quote:Originally posted by erik vandenavon people with tipmanns always play like their in fighting in a war. and the tipmanns look like real guns but paintball is not war if you play like you are a soldier in the army you will lose.
man whats up your ass. i play mil sim games because its fun. not because i think i'm in the army. get a life
quote:Originally posted by mattwbr Ok i dont know if anyone adressed this
the "plastic" is the same unbreakable military stuff Glock pistols are made of
the cyclone uses NO extra air
well, sorta, the cyclone takes motion from a rod attached to the bolt which turns the cyclone feed, so it takes more air to move the bolt forward moving the rod, turning the cyclone feed.
so in a small sense yes but then think about that you don't have to buy batteries all the time!
quote:Originally posted by pbaref93 lol, it cant out shoot an angel
Read his review again, please.

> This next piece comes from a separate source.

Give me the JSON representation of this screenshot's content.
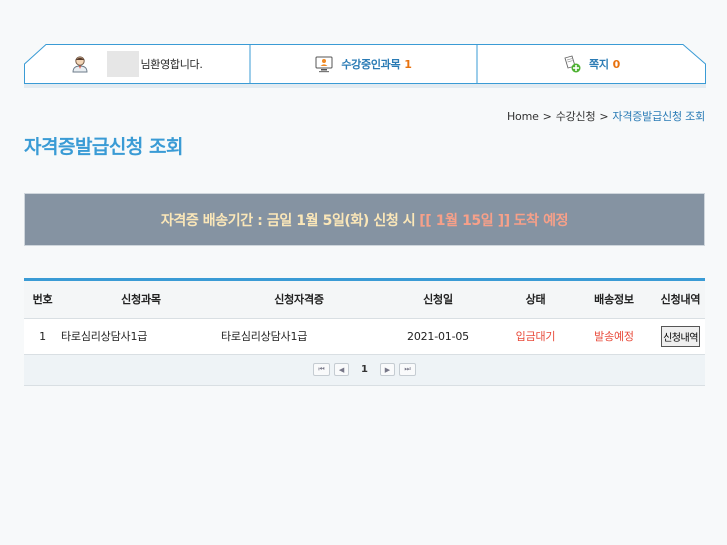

If you pay attention, you will see that he never actually says it will outshoot an Angel. It just comes close. Here's the reality: the Angel will kick the A5's @$$ in speedball, but the Angel has NO chance in woodsball versus the a5, which was designed for woodsball play. These two markers were never designed to be compared, so please stop trying to compare them.
quote:Originally posted by Fear_Paintball The Gun Is made of plastic it already sounds crappy it also can only do 12 bps with that huge as hopper thats pretty worthless and the gun suxs if its made of plastic who pays like 400 dollars for a peice of plastic crap i think you are all insane if you buy this gun there is like no upgrades it is got the the worst aim in the world and its heavy as hell
you never have used a tippmann in your life. the gun is not plastic you retard. it costs $200, and i get 22bps easy with mine. it is also one of (if not THE) most upgradable paintball gun on the market. use your brain before you post crap that you dont know about.
PS: to everyone: the gun is NOT plastic. it is alluminum, so stop saying it is plastic. this is a TIPPMANN gun for God's sake.
Last edited on Tuesday, January 12th, 2010 at 4:24 pm PST